Disorders of consciousness are powerful predictors of outcomes including mortality among critically ill patients. Encephalopathy, delirium, and coma are disorders of consciousness frequently encountered by critical care nurses but often classified incorrectly.
To provide a greater understanding of disorders of consciousness and to provide standardized assessments and nursing interventions for these disorders.
A literature search was conducted by using the terms consciousness, mental status, awareness, arousal, wakefulness, assessment, disorders of consciousness, delirium, encephalopathy, coma, vegetative state, and minimal consciousness. Articles were published in the past 10 years in CINAHL and PubMed. Articles were excluded if they were not in English or directly related to caring for patients with a disorder of consciousness. The remaining 142 articles were evaluated for inclusion; 81 articles received full review.
A disorder of consciousness signifies that the threshold for compensation has been surpassed with potentially irreversible damage. Altered thalamocortical interactions and reduced cortical activity impair communication networks across the various parts of the brain, causing a disturbance in consciousness.
The cue-response theory is a model that describes the process and impact of nursing care on recovery from acute brain injury. Appropriate standardized assessments and interventions must be used to manage altered levels of consciousness in critically ill patients.

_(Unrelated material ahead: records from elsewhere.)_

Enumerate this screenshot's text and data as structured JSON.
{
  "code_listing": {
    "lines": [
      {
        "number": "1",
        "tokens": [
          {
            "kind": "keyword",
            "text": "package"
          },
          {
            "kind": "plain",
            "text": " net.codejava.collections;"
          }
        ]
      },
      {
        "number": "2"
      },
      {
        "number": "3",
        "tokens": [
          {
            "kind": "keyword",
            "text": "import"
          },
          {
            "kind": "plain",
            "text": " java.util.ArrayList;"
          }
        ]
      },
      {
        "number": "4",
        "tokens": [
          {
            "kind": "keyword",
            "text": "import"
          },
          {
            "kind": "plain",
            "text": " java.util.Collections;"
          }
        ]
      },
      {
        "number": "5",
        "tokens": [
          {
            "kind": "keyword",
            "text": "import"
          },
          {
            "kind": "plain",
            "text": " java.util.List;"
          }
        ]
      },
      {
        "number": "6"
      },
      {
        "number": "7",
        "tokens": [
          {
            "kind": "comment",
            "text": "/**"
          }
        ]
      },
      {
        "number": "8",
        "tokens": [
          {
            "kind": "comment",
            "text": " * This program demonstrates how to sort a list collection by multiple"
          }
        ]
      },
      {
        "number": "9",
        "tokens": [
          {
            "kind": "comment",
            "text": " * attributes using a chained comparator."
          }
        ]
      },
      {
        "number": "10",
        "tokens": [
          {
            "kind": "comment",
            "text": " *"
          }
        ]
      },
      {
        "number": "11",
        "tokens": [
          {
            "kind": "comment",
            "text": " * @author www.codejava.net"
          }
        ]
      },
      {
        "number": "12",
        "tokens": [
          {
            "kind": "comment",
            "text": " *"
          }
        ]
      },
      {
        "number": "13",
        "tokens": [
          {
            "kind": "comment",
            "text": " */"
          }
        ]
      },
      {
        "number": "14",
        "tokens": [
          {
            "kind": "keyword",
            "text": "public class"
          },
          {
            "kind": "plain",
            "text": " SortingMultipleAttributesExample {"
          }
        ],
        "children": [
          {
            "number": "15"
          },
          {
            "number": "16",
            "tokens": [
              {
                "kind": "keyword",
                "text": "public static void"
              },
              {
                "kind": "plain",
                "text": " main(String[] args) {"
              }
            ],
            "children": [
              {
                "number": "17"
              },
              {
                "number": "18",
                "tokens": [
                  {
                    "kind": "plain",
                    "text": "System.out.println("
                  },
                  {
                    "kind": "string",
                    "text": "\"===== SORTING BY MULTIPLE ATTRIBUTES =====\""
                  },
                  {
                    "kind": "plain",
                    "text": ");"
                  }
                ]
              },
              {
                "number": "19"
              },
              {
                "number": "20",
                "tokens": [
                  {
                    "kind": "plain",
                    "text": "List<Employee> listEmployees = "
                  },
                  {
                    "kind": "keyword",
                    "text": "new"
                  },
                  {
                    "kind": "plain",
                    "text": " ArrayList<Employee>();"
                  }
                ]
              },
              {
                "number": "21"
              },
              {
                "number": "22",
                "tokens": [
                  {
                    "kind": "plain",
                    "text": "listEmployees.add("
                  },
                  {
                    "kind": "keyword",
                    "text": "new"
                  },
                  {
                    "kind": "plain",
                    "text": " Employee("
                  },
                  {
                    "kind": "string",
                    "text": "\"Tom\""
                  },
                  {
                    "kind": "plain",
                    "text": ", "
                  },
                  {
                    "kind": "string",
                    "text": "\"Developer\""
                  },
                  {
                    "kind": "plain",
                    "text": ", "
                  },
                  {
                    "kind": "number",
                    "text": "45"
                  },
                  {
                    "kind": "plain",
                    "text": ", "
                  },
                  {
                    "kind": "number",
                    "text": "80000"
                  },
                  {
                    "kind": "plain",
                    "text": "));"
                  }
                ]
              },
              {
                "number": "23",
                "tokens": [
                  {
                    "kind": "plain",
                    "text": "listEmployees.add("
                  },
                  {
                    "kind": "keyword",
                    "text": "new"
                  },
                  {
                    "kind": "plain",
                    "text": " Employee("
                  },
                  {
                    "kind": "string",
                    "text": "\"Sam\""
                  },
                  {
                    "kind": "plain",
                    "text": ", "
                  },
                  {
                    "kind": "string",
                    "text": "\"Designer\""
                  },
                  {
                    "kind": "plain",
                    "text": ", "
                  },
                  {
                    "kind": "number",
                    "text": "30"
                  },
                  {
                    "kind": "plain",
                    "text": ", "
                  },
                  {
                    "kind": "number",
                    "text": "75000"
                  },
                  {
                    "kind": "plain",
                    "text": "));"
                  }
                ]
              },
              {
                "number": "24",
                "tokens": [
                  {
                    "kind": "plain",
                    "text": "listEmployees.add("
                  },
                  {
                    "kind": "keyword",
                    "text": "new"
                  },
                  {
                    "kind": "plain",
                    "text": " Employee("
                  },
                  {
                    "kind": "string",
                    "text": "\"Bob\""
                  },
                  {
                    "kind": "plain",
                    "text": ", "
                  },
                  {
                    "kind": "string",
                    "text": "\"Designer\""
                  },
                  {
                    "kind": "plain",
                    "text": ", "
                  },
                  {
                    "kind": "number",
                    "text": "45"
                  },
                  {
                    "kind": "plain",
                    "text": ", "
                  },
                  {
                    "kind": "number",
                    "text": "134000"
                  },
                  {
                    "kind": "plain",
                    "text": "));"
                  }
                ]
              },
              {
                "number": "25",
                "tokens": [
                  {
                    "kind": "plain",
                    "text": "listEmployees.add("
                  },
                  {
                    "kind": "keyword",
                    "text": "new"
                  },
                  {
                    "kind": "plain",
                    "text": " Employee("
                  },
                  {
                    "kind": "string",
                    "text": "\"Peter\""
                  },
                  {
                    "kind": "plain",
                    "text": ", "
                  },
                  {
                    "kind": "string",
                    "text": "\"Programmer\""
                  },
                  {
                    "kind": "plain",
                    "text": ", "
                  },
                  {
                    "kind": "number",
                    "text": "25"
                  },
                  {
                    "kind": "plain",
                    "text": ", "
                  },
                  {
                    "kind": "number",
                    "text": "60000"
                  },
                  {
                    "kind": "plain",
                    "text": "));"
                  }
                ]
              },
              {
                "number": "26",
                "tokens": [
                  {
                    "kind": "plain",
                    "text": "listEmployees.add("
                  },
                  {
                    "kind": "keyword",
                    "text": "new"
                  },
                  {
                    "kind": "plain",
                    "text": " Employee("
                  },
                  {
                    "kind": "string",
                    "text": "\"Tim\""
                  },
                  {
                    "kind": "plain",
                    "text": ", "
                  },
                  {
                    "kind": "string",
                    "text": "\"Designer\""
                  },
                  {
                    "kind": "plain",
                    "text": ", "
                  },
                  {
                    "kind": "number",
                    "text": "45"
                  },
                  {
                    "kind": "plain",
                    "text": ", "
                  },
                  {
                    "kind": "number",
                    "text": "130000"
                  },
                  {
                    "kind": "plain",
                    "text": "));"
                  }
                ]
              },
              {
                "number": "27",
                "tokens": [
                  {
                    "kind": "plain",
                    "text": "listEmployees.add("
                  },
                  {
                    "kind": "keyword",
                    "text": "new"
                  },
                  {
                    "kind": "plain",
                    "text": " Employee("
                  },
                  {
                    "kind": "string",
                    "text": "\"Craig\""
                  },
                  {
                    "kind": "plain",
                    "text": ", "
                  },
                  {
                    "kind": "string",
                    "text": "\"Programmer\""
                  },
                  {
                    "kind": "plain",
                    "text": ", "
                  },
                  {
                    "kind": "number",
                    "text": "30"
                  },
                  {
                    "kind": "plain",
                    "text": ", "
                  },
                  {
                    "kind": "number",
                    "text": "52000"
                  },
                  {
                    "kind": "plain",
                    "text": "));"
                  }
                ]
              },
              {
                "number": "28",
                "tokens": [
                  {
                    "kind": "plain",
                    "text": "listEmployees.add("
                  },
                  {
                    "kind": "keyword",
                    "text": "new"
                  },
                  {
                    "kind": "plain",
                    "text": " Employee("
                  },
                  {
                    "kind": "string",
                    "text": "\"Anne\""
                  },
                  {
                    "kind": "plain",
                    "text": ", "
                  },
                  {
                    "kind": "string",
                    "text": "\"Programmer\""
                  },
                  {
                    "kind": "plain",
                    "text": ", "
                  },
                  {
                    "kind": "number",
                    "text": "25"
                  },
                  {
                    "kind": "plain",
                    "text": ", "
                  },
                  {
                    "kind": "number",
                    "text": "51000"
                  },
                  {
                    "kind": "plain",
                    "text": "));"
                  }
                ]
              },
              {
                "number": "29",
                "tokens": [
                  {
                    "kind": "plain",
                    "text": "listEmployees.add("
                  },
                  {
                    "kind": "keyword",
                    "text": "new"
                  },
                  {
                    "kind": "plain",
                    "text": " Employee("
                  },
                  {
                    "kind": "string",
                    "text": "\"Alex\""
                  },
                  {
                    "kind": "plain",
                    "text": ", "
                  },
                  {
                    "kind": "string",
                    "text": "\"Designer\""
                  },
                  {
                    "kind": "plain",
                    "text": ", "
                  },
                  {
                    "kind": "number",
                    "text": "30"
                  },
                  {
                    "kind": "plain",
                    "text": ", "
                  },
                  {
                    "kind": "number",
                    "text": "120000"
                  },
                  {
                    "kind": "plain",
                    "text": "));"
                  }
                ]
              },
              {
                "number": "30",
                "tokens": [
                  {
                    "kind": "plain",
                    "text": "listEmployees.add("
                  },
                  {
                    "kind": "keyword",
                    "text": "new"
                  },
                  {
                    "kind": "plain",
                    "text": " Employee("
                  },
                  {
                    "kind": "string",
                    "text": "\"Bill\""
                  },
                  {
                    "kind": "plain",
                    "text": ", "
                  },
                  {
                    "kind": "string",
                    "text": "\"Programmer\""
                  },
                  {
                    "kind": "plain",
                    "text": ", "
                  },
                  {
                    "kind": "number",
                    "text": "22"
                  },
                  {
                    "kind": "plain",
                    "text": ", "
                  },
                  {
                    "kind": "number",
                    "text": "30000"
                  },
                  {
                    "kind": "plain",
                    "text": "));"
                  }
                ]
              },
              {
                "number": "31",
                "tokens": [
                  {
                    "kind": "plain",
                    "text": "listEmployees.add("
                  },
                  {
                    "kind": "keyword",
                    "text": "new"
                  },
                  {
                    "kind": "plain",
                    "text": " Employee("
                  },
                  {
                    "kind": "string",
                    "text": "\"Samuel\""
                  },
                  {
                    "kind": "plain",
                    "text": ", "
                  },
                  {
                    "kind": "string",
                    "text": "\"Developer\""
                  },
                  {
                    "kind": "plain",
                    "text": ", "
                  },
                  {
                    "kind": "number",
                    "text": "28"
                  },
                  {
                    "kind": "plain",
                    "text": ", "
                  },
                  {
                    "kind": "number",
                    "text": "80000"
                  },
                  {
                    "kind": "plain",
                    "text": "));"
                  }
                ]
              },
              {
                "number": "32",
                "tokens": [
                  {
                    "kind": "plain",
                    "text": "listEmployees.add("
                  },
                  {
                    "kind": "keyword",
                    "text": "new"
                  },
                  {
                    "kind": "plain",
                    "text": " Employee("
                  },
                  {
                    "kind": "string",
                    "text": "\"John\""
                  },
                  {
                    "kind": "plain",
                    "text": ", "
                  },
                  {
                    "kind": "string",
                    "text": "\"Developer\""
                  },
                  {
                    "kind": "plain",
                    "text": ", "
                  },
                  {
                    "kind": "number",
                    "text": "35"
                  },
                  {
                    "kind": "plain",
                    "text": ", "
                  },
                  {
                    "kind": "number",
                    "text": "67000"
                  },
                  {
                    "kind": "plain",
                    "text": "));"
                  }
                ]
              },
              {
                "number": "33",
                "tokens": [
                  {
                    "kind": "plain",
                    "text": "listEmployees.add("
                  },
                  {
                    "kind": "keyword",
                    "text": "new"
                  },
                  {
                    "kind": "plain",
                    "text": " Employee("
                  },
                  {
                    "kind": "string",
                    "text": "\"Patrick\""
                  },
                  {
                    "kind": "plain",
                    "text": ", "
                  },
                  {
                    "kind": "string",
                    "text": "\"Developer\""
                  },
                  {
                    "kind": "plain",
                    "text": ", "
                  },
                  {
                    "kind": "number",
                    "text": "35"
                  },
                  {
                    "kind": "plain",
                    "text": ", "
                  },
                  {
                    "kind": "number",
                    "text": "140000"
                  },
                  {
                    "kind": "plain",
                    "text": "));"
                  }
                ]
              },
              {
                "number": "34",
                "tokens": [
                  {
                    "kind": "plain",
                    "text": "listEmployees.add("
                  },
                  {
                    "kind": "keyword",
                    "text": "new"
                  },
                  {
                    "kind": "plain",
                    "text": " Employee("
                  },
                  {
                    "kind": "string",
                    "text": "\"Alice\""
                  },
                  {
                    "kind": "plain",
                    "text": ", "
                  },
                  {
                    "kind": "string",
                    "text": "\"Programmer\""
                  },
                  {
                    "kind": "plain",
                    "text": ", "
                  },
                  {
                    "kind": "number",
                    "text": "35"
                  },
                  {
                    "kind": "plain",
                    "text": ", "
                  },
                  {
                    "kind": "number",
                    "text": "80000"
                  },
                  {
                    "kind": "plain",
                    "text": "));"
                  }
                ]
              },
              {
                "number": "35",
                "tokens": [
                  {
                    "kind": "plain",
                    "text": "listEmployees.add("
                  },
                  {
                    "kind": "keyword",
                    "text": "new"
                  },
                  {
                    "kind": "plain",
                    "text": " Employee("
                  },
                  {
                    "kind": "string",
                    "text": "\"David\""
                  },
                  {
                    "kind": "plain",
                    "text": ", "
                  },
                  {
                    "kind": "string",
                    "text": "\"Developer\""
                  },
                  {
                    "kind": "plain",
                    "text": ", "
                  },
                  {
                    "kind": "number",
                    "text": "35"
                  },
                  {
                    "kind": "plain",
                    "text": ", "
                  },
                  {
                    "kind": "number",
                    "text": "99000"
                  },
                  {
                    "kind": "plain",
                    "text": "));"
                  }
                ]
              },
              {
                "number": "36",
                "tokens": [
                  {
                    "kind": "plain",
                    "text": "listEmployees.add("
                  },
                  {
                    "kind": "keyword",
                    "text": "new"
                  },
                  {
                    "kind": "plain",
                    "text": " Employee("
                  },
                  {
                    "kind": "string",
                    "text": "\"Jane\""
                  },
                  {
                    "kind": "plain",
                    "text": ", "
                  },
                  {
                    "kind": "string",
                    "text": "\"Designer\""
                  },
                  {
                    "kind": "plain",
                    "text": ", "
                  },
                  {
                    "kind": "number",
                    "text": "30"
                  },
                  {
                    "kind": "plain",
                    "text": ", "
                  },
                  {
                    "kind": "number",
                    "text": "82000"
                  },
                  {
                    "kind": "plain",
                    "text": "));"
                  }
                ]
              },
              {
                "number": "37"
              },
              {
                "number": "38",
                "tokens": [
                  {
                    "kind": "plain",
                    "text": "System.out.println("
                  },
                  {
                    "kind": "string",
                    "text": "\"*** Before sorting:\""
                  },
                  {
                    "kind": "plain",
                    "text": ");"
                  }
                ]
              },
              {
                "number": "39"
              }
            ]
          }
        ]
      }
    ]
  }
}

Paying close attention to neurological changes and monitoring them with standardized assessments are critical to implementing early measures to prevent complications.